Website and app data records:
▽
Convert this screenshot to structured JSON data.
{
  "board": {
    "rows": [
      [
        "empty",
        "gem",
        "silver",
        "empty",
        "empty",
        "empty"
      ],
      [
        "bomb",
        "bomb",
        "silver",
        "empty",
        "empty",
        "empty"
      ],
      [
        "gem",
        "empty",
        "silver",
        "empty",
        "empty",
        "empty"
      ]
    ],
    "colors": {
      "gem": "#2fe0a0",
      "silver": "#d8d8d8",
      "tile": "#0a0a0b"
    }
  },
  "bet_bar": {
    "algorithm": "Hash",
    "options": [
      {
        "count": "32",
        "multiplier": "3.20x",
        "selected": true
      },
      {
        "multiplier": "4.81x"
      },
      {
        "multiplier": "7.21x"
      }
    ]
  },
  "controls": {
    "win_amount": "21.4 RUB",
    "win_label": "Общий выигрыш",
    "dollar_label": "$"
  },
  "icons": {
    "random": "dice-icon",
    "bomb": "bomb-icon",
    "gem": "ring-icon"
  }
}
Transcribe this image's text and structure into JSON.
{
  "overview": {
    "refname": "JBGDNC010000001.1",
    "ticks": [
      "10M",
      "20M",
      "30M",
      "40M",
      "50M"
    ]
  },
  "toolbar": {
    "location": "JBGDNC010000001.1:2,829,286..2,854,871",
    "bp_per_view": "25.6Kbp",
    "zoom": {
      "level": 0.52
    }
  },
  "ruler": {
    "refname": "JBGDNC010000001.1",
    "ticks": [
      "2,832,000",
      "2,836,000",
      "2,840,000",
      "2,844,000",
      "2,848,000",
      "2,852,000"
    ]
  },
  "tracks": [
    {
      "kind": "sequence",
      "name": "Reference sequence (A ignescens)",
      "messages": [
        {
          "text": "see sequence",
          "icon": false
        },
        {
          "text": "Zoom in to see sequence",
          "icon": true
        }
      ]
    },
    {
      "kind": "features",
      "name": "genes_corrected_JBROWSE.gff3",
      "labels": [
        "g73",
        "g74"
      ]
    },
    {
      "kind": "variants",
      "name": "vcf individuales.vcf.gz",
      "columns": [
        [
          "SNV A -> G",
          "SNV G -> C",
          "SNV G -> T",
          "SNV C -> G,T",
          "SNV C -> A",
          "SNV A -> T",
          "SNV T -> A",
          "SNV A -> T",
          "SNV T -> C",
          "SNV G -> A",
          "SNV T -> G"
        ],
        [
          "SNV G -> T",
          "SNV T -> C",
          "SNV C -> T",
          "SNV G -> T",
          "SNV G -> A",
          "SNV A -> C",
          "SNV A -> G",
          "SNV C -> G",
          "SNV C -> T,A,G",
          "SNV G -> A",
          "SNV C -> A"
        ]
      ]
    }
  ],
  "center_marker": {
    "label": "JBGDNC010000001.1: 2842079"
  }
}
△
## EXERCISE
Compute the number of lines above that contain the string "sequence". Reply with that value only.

## RESPONSE BELOW
4